On a different (i.e. not related to Edinburgh Yarn Festival) note – Sock Madness is celebrating their 10th year on Ravelry. You can find the group on Ravelry here. The premise is quite simple:
Sock Madness consists of 7 rounds. Round 1 is open to everyone who registers during February. Everyone that finishes their pair of socks will move on to the next round, those who make a “reasonable effort” (which we’ve defined as one complete sock or two at a time both half finished) will continue to receive all the patterns. For the remaining rounds there will be a certain number of competitors on each team allowed through to the next round and each round that number gets smaller. In the final round the teams will compete against one another. (From the Ravelry Group)
So, competitive sock knitting with no clue as to what the patterns will be. They have shared an initial materials list, and excluding the warm-up / bonus patterns, the remaining seven socks will form the core of the event. Since my sanity is apparently on holiday I’ve signed up and have been sorting through stash to locate appropriate yarns, and have come up with the following:
- (A) Old Maiden Aunt Merino (Berry Good) with translucent, silver-lined amethyst beads.
- (B) Schoppel-Wolle Best OF (Flei ages Lieschen)
- (C) Jamieson & Smith 2 Ply Jumper Weight (77 Black) / The Yarn Yard BBFL (Howzatt)
- (D) Yarn Pony Mustang (098/200)
- (E) Easyknits Super Sushi (Dusk)
- (H) Ripples Crafts Hand Dyed Yarns Reliable Sock (Orkney Sea & Sky) with transparent, silver-lined sky blue beads
- (I) Easyknits Super Sushi (Torte), with appropriate contrast yarn (10g)
Sign-ups close midnight (wherever you are) 29th February 2016. Are you going to join in?
If you hadn’t noticed, the Courtesans collection was completed in January.

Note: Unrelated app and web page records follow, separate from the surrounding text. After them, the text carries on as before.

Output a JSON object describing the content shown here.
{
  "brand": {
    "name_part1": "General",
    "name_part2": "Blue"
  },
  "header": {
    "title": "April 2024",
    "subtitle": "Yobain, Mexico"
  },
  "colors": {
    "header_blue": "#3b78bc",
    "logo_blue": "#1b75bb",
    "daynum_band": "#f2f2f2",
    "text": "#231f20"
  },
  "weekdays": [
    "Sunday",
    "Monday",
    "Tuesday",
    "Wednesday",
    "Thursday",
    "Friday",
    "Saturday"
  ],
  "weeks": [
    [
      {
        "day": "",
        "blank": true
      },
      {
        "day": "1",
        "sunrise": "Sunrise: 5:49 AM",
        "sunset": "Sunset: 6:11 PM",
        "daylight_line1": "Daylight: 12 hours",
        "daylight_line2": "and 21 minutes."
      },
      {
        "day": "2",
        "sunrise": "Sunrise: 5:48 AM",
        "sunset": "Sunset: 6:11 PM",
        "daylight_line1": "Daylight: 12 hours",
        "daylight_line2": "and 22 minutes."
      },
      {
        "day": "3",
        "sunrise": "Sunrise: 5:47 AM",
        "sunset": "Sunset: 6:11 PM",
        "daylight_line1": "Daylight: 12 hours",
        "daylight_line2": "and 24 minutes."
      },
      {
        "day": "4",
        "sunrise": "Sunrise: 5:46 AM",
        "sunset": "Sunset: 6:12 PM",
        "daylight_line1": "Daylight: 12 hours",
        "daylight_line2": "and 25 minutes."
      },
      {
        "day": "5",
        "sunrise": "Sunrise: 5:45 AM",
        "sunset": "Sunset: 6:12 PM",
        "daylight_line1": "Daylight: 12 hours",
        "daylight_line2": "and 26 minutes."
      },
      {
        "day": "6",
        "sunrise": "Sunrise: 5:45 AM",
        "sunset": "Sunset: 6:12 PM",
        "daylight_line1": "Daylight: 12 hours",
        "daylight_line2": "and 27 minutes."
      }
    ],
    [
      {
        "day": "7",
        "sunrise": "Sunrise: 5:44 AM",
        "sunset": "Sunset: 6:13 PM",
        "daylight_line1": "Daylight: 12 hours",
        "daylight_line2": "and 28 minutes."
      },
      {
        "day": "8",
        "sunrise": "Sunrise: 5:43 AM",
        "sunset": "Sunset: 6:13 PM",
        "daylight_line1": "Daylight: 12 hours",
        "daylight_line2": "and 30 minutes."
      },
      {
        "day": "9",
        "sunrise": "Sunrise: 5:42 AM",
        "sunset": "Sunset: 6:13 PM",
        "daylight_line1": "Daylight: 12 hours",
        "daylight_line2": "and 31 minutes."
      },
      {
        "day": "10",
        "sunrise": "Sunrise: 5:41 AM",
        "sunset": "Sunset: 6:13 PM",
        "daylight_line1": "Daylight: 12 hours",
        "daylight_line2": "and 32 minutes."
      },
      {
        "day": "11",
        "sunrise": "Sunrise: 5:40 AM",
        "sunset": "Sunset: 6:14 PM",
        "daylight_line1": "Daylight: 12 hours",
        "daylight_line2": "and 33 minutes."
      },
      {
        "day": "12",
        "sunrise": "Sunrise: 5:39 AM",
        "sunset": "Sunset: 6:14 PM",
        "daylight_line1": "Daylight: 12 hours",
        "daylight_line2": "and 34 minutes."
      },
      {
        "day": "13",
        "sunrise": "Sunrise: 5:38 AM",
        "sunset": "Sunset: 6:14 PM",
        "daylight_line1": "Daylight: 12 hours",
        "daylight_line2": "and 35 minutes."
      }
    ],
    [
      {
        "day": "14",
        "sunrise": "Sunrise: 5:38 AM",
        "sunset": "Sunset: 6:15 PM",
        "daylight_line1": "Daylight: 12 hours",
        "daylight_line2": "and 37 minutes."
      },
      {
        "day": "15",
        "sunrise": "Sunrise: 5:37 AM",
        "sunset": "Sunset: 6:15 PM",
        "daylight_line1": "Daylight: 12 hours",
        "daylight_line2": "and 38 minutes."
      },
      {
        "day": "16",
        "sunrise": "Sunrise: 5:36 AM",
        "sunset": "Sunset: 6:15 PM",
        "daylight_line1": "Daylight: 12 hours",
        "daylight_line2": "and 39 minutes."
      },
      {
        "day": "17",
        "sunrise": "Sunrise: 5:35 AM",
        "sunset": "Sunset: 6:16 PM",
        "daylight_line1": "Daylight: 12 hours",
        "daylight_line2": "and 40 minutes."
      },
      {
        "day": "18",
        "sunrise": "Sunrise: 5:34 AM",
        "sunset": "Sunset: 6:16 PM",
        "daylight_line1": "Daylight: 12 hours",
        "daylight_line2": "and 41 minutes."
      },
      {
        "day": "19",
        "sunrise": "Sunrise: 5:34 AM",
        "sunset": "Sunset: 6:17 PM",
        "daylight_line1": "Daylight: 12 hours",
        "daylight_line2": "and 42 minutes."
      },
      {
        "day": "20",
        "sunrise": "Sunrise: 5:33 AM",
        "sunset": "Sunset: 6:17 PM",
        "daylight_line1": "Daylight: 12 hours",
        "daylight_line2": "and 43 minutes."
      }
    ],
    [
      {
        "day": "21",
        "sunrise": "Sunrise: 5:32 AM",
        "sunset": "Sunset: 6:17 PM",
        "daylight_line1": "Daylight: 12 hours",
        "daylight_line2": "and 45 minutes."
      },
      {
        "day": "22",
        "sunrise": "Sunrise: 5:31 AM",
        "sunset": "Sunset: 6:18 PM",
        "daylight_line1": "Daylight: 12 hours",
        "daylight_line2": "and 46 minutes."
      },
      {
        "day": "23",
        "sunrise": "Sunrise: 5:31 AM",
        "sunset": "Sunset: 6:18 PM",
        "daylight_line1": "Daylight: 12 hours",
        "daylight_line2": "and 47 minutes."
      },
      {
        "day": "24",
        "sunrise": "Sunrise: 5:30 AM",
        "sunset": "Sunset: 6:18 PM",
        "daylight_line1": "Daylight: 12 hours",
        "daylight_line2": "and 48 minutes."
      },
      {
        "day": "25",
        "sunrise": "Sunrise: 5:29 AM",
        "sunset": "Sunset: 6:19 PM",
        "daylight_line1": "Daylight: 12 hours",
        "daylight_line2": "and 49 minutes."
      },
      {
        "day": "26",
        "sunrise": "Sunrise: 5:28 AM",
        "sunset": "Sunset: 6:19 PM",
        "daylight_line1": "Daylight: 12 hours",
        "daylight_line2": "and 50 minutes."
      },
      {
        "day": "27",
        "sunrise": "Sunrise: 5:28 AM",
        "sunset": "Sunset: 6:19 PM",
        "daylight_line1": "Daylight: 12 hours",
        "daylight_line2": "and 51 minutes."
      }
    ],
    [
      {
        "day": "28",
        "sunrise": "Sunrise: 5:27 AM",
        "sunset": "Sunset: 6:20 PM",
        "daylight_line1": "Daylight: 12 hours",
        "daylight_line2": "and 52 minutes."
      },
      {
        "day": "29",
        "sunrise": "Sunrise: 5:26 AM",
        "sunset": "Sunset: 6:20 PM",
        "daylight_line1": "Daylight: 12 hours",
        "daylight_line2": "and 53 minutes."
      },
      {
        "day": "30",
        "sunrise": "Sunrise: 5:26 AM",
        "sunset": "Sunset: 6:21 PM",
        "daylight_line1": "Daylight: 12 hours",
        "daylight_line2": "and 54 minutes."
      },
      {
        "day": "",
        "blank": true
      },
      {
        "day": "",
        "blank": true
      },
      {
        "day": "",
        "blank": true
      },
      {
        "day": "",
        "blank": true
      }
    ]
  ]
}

Eight shawl patterns. I’m incredibly pleased with how the collection came together, especially as this was my first big foray into developing a group of patterns together around a central theme.
The theme evolved from the fact that I have a small collection of books (mainly non-fiction) which I love. Two of them focus on Courtesans in the UK and France during the nineteenth century. The history of the women and the society they inhabited described within these texts continues to fascinate me, despite the frequent re-readings. To be blunt, I’ve re-read my paperback copies so much that they are starting to look dog-eared and rather well-thumbed. However, I have a lovely BF who tracked down some beautiful replacement hard copies for my birthday, including an illustrated version of my favourite. I’m rather lucky.
The personalities of these women, and some of the stories associated with them, meant that they were an excellent source of inspiration. I’ve tried to capture some of the individual character of each woman, linking the pattern motifs and other design elements to a specific aspect of them. So for La Lune Rousse, the courtesan Cora Pearl, was unsurprisingly, known for her trademark pearls. Therefore in the shawl I wanted to capture the idea of strung pearls – the short rows, beads and eyelets echo the idea of draped necklaces. With Duplessis, the strong image of La Dame aux Camellias meant that a flower-centred design was appropriate. Each of the shawls has a story behind it.
All of the shawls, included the beaded and unbeaded samples of La Lune Rousse and La Païva, are currently on display at Ginger Twist Studio, as part of Jess’ ‘Designer of the Month’ programme (February is me).
The complete collection will also be at Edinburgh Yarn Festival at my stand (and many of the shawls use yarns which will be available via other vendors attending the festival). Both the individual patterns (hard / digital copies available) and the complete e-book (digital only) will be available for purchase.